On This Day April 4
1964 – The Beatles simultaneously claim the top five positions on the Billboard Hot 100, with “Can’t Buy Me Love” at No. 1 where it remains for five weeks. Never before, and not since, has a single act achieved that kind of musical monopoly.
1970 – “Bridge Over Troubled Water,” by Simon & Garfunkel, begins its sixth and final week as a Billboard No. 1. The track goes on to capture five Grammys, including Record of the Year and Song of the Year.
2009 – Flo Rida featuring Kesha wraps up a six-week domination of the singles chart with “Right Round,” a track that samples the chorus of the 1984 Dead or Alive song “You Spin Me Round (Like a Record).”
1960 – William Wyler’s Technicolor epic ,”Ben-Hur,” sets an Academy Awards record when it sweeps 11 of the 12 categories for which it was nominated, including Best Picture, Best Director and Best Actor (Charlton Heston).
1968 – A sniper shoots and kills civil rights leader Dr. Martin Luther King, Jr., 39, on the balcony of a Memphis, Tennessee motel. As word of the assassination spreads, riots erupt in cities across the U.S., and National Guard troops are deployed in Memphis and Washington, D.C. In 1991, the murder scene—the Lorraine Motel—is dedicated as part of the National Civil Rights Museum.

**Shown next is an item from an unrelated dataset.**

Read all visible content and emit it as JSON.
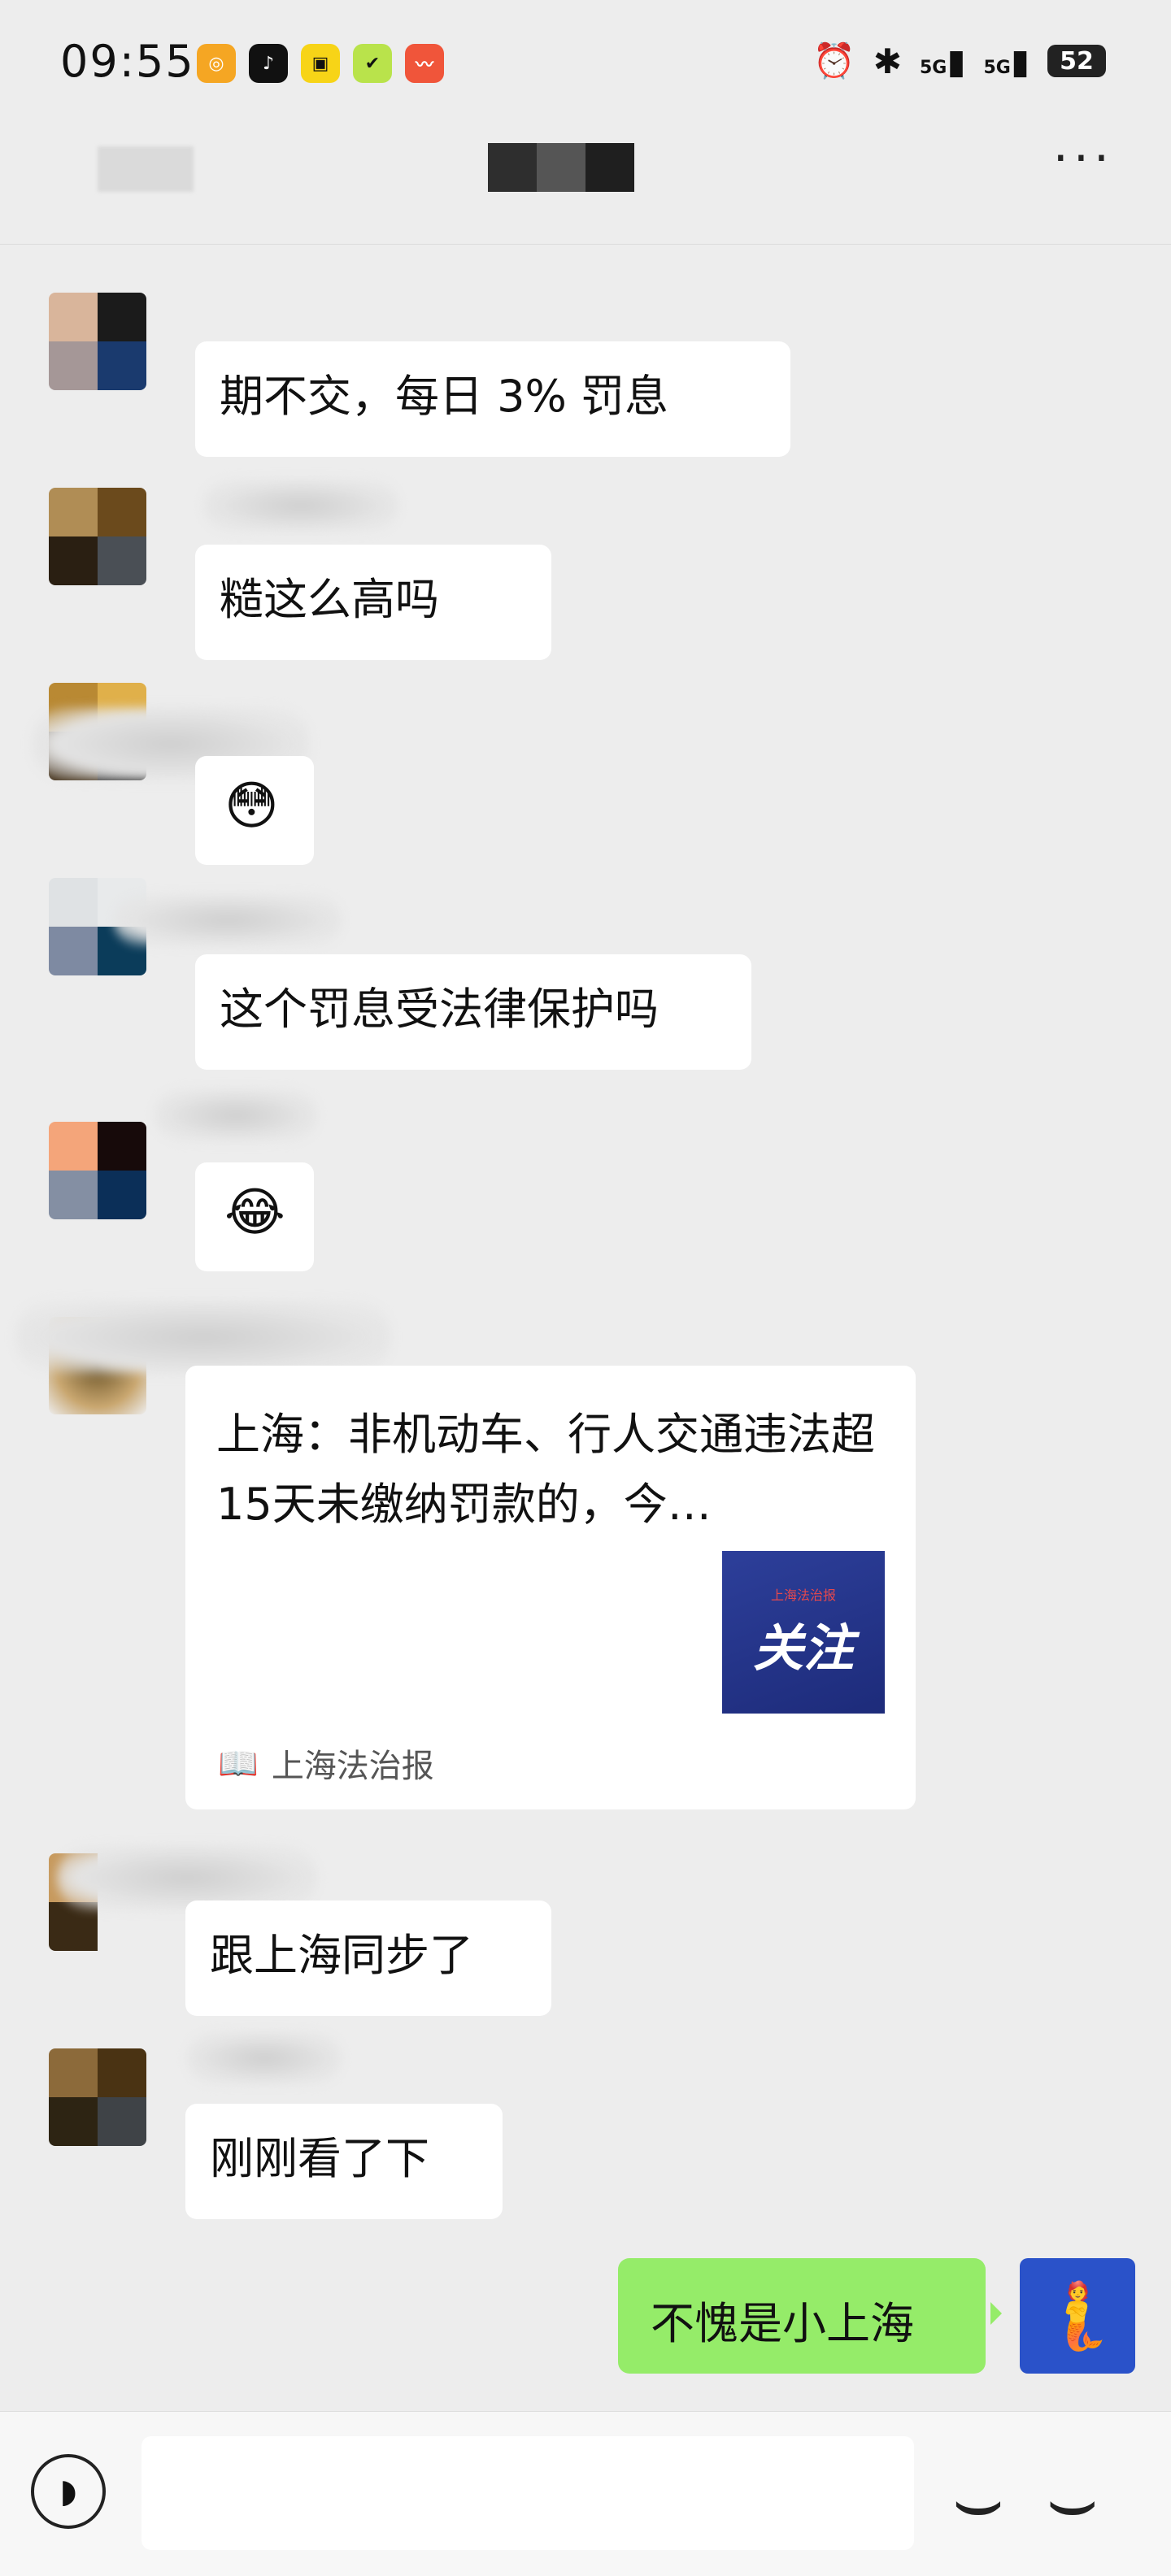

1973 – A ribbon-cutting ceremony is held in New York’s Lower Manhattan to dedicate the original World Trade Center. At 110 stories each, 1 WTC, or the North Tower, and 2 WTC, the South Tower, would provide nearly 10 million square feet of office space. Reaching more than a quarter of a mile into the sky, the Twin Towers were the tallest buildings in New York City, and for a brief period, the tallest buildings in the world.
1975 – At a time when most Americans are using typewriters, childhood friends and self-proclaimed computer geeks Bill Gates and Paul Allen establish Microsoft in Albuquerque, New Mexico. Four years later, they relocate the business to Washington State and grow it into a major multinational technology corporation.